Some commentary from Richard Veryard on a conversation between Udi Dahan and Colin Jack over business capability modeling caught my eye yesterday. I wanted to write something in support of Richard’s comments, and at the same time illustrate a practical approach that helps “identify capabilities with … high cohesion and low coupling” and “draw a matrix of the interactions between entities and processes”.
Over the course of a piece of analysis some things, some entities, will emerge as being of particular significance to the business. Customer and order, for example. Don’t refuse to acknowledge or model these things, but don’t get hung up on them either: they’re just a part of a whole that includes not only concept models, but lifecycle models and capability maps.
Take customer for example. We can, very quickly, create a high-level picture of what a customer might look like – an overarching, company-wide view of all the parts of a customer that are of interest to the business, or the several parts of the business. But this isn’t the domain model: rather it’s an approximation, a temporary stabilizing of multiple shifting perspectives, a flawed starting point – just good enough – for further investigation.
Side-by-side with this high-level conceptual view of a customer, we can also model the customer lifecycle; that is, the story of a customer’s relationship with our company. I’ll often model this in the form of a state machine. We then see that our interest in a customer can be expressed in terms of our transitioning the customer through several different states.
For each transition in this state machine, we can now ask: what business capabilities do we need in order to transition the customer from, eg. lead to applicant? How well do we implement these capabilities today? And so on.
Capabilities operate on the customer in order to transition it through different states, in so doing releasing value both to the customer and the business.
What likely starts to emerge are business-meaningful bounded contexts, each context encapsulating part of the high-level picture, plus one or more state transitions, plus the capabilities necessary to effect those transitions. Each bounded context projects a different view of the customer onto the business landscape – suggesting there’s not necessarily an organization-wide canonical model of a customer, just many “interested” views. That’s why I say our original high-level picture isn’t the domain model: it’s simply a starting point for identifying the bounded contexts – and the processes – that transition the overarching concept “customer” through states in the customer lifecycle.

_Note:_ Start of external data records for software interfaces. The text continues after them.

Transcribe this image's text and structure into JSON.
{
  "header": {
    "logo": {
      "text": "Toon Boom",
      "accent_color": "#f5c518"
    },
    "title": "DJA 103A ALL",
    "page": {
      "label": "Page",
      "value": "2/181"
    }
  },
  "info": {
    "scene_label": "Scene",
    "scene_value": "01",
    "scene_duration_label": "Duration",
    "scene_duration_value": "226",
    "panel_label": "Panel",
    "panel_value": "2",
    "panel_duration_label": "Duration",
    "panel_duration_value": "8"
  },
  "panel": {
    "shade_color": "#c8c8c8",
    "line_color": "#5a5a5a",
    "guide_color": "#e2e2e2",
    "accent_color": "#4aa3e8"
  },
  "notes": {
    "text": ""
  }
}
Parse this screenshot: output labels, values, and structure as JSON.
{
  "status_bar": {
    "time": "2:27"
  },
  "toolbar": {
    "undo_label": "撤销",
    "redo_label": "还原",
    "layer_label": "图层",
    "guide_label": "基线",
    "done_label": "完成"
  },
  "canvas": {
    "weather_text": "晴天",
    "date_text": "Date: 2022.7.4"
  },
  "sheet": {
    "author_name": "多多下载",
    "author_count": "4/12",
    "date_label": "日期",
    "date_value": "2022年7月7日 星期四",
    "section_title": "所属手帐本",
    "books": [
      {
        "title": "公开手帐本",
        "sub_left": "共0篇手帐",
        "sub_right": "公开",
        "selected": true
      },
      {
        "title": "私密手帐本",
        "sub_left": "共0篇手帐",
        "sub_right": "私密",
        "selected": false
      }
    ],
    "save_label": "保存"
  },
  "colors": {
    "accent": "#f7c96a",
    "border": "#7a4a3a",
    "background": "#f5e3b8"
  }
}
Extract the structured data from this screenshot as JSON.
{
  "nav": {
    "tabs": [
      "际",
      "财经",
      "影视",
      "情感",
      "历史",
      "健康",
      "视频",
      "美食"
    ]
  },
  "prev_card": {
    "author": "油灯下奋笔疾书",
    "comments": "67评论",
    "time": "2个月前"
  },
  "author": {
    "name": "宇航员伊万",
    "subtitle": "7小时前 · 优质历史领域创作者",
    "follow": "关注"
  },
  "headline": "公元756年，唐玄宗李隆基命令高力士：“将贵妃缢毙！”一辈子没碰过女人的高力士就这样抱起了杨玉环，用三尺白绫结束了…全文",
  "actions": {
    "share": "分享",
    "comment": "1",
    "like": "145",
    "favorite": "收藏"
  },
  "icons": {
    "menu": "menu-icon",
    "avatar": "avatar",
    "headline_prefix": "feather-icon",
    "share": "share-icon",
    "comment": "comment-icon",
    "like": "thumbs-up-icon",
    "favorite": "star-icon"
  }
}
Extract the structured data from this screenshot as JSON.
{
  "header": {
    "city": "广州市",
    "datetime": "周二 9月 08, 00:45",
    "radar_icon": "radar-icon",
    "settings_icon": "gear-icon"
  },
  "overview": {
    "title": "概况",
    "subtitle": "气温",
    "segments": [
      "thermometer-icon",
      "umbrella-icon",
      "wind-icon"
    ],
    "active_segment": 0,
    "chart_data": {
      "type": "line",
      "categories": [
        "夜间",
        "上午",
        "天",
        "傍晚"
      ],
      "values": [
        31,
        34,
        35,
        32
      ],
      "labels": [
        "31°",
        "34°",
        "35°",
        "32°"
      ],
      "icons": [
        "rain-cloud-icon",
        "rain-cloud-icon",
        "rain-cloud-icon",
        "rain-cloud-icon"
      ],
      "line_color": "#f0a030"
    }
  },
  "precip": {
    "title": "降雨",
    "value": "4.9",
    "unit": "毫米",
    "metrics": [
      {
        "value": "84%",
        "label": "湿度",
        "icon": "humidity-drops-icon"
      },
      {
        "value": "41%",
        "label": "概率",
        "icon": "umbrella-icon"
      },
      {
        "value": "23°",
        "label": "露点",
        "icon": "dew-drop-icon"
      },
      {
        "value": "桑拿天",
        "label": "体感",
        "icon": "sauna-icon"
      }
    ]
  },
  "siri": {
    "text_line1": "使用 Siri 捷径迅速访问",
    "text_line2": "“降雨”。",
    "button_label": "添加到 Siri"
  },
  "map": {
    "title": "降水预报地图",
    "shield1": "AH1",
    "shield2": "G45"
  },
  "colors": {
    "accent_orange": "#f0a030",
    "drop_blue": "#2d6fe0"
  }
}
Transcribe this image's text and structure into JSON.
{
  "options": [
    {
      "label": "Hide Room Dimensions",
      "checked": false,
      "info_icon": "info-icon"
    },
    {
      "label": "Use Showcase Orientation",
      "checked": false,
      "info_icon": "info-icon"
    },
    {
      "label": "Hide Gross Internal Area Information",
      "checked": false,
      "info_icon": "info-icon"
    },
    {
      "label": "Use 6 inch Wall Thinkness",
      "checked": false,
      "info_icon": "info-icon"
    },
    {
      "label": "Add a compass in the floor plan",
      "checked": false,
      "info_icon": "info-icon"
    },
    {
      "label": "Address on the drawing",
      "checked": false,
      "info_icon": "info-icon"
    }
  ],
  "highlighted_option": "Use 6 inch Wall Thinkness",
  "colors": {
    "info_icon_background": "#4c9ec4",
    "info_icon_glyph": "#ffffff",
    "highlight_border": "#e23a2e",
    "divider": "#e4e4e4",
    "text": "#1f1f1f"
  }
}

What we end up with is a high-level model/picture divided by bounded contexts, a customer lifecycle model, and a capability map. Together these comprise part of an operating model – a useful representation of the organization that we can use to identify desirable business outcomes and guide the identification, planning and prioritization of projects.